## RECORDS TO USE
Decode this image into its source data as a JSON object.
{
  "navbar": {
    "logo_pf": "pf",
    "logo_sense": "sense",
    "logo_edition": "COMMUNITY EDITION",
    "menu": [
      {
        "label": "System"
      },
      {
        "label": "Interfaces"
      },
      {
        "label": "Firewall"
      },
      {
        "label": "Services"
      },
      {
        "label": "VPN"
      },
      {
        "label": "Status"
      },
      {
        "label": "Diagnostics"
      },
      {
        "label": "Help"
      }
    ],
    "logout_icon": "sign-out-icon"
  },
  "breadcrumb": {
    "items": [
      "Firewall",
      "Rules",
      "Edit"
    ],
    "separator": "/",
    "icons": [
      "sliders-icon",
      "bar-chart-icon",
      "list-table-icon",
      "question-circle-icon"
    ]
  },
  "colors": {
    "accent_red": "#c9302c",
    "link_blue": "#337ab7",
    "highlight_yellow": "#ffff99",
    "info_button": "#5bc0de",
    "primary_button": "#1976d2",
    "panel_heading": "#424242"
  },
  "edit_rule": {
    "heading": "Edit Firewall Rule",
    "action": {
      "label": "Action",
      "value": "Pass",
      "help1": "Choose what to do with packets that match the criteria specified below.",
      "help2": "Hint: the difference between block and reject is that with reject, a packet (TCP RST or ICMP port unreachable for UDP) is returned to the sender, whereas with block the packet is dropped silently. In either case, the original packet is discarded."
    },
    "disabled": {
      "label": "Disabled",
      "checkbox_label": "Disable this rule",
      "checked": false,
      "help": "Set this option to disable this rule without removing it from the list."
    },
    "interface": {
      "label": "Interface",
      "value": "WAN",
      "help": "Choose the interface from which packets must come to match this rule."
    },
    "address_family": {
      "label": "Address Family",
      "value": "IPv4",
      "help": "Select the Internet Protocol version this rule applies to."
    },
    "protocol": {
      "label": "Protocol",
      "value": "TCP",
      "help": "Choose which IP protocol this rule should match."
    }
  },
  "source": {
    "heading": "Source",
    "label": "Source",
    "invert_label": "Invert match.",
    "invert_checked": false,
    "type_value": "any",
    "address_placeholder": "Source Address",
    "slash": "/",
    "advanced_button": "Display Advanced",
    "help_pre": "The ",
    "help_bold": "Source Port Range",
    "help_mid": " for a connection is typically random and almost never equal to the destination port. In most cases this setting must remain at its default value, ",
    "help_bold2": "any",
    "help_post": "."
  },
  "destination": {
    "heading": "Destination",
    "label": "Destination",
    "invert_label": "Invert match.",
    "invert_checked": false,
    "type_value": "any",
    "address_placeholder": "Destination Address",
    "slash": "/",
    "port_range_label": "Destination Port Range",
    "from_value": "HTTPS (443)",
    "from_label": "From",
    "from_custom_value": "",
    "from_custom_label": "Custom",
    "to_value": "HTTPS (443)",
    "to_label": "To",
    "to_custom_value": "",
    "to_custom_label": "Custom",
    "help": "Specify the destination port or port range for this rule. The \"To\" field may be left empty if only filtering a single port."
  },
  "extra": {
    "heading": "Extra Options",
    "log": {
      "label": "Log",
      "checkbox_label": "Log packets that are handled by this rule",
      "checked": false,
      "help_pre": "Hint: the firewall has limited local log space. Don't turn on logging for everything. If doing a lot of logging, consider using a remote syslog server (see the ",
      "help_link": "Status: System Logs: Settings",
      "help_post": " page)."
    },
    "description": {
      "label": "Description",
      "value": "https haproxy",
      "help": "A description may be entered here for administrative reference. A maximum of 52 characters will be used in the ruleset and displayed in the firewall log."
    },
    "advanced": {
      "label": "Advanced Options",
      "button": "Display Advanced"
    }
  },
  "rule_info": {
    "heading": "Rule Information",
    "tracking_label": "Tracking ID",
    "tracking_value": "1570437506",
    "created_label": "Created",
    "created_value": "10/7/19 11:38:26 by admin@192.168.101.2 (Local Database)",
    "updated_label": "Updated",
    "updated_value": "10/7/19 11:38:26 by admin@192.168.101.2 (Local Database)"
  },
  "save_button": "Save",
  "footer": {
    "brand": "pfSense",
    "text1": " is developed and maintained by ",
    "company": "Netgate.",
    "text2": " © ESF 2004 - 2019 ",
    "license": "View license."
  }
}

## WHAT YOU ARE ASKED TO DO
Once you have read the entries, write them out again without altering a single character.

## OUTPUT
Decode this image into its source data as a JSON object.
{
  "navbar": {
    "logo_pf": "pf",
    "logo_sense": "sense",
    "logo_edition": "COMMUNITY EDITION",
    "menu": [
      {
        "label": "System"
      },
      {
        "label": "Interfaces"
      },
      {
        "label": "Firewall"
      },
      {
        "label": "Services"
      },
      {
        "label": "VPN"
      },
      {
        "label": "Status"
      },
      {
        "label": "Diagnostics"
      },
      {
        "label": "Help"
      }
    ],
    "logout_icon": "sign-out-icon"
  },
  "breadcrumb": {
    "items": [
      "Firewall",
      "Rules",
      "Edit"
    ],
    "separator": "/",
    "icons": [
      "sliders-icon",
      "bar-chart-icon",
      "list-table-icon",
      "question-circle-icon"
    ]
  },
  "colors": {
    "accent_red": "#c9302c",
    "link_blue": "#337ab7",
    "highlight_yellow": "#ffff99",
    "info_button": "#5bc0de",
    "primary_button": "#1976d2",
    "panel_heading": "#424242"
  },
  "edit_rule": {
    "heading": "Edit Firewall Rule",
    "action": {
      "label": "Action",
      "value": "Pass",
      "help1": "Choose what to do with packets that match the criteria specified below.",
      "help2": "Hint: the difference between block and reject is that with reject, a packet (TCP RST or ICMP port unreachable for UDP) is returned to the sender, whereas with block the packet is dropped silently. In either case, the original packet is discarded."
    },
    "disabled": {
      "label": "Disabled",
      "checkbox_label": "Disable this rule",
      "checked": false,
      "help": "Set this option to disable this rule without removing it from the list."
    },
    "interface": {
      "label": "Interface",
      "value": "WAN",
      "help": "Choose the interface from which packets must come to match this rule."
    },
    "address_family": {
      "label": "Address Family",
      "value": "IPv4",
      "help": "Select the Internet Protocol version this rule applies to."
    },
    "protocol": {
      "label": "Protocol",
      "value": "TCP",
      "help": "Choose which IP protocol this rule should match."
    }
  },
  "source": {
    "heading": "Source",
    "label": "Source",
    "invert_label": "Invert match.",
    "invert_checked": false,
    "type_value": "any",
    "address_placeholder": "Source Address",
    "slash": "/",
    "advanced_button": "Display Advanced",
    "help_pre": "The ",
    "help_bold": "Source Port Range",
    "help_mid": " for a connection is typically random and almost never equal to the destination port. In most cases this setting must remain at its default value, ",
    "help_bold2": "any",
    "help_post": "."
  },
  "destination": {
    "heading": "Destination",
    "label": "Destination",
    "invert_label": "Invert match.",
    "invert_checked": false,
    "type_value": "any",
    "address_placeholder": "Destination Address",
    "slash": "/",
    "port_range_label": "Destination Port Range",
    "from_value": "HTTPS (443)",
    "from_label": "From",
    "from_custom_value": "",
    "from_custom_label": "Custom",
    "to_value": "HTTPS (443)",
    "to_label": "To",
    "to_custom_value": "",
    "to_custom_label": "Custom",
    "help": "Specify the destination port or port range for this rule. The \"To\" field may be left empty if only filtering a single port."
  },
  "extra": {
    "heading": "Extra Options",
    "log": {
      "label": "Log",
      "checkbox_label": "Log packets that are handled by this rule",
      "checked": false,
      "help_pre": "Hint: the firewall has limited local log space. Don't turn on logging for everything. If doing a lot of logging, consider using a remote syslog server (see the ",
      "help_link": "Status: System Logs: Settings",
      "help_post": " page)."
    },
    "description": {
      "label": "Description",
      "value": "https haproxy",
      "help": "A description may be entered here for administrative reference. A maximum of 52 characters will be used in the ruleset and displayed in the firewall log."
    },
    "advanced": {
      "label": "Advanced Options",
      "button": "Display Advanced"
    }
  },
  "rule_info": {
    "heading": "Rule Information",
    "tracking_label": "Tracking ID",
    "tracking_value": "1570437506",
    "created_label": "Created",
    "created_value": "10/7/19 11:38:26 by admin@192.168.101.2 (Local Database)",
    "updated_label": "Updated",
    "updated_value": "10/7/19 11:38:26 by admin@192.168.101.2 (Local Database)"
  },
  "save_button": "Save",
  "footer": {
    "brand": "pfSense",
    "text1": " is developed and maintained by ",
    "company": "Netgate.",
    "text2": " © ESF 2004 - 2019 ",
    "license": "View license."
  }
}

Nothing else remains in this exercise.